Despite these extreme technical challenges, Dr. Roterman is careful to point out that we still really know relatively little about deep sea environments, which suggests we should be very careful when disturbing them.
“There is no simple way to assess the reliance of a deep-sea species to environmental disturbance,” cautions Dr. Roterman. “On the surface we can more easily estimate how large populations are and also monitor how inbred these populations are by regularly examining the genetic diversity within and between these populations. We can study the ecological characteristics and biology of the species to develop a fairly well-informed picture of how well these animals may respond to climate change or habitat loss. With deep-sea animals, the priority at the moment is to visually survey more seafloor. To better assess the size and reliance of populations, we need to sample individuals to assess the levels of genetic diversity within and between populations. That takes time and effort. In the meantime, the precautionary approach should be the default setting when it comes to exploiting resources in the deep sea, whether it’s deep-sea trawling or mining.”
Another parallel with treasure hunting is the importance of protecting our shared undersea legacy—something that goes unappreciated too often.
“Just because deep-sea animals are out of sight, it doesn’t follow that they’re immune to environmental change—which includes human-induced environmental change. Who knows what might go extinct before we even know what’s there? I suppose there’s a moral dimension to argument of responsible stewardship of the oceans—but also a pragmatic one—as deep-sea diversity may be a biomedical treasure trove.”
Still, for Dr. Roterman and other fans of the natural world, there is no greater reward to be had than finding and studying creatures like the yeti crabs.
“As a deep-sea evolutionary biologist, nothing ceases to amaze me with the ways that animals have adapted to life in the deep sea,” adds Dr. Roterman. “The yeti crabs are especially interesting because they do not appear to use their claws as crushing tools, but instead are covered in fine setae or ‘hairs’, which they use as a surface to cultivate the bacteria that get their energy from the hydrothermal fluid. They have specialized comb-like feeding appendages that they use to strain through the hairs to feed on the bacteria. They basically farm bacteria on their beards. The yeti crab closest to my heart is the ‘Hoff crab’—so named because the hairs are concentrated on the ‘chest’ or ventral surface—giving it a hairy-chested appearance, not unlike the Baywatch actor after whom it is nicknamed.

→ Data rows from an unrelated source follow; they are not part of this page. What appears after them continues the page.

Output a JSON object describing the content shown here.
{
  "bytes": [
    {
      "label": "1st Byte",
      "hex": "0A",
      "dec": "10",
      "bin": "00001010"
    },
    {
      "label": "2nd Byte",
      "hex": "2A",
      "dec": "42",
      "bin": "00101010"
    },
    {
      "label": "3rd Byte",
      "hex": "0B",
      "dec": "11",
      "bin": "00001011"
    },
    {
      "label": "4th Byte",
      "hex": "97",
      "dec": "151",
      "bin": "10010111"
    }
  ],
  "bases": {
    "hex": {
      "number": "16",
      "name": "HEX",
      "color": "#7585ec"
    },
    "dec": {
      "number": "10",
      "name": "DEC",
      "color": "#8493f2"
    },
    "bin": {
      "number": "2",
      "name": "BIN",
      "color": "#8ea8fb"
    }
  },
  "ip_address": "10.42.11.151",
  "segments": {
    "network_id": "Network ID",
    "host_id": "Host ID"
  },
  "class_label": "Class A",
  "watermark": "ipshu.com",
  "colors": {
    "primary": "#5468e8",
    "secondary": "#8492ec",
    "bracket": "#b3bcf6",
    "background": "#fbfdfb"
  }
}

These animals can be found so close to the hydrothermal fluid that they can actually be cooked alive, as I myself have witnessed.”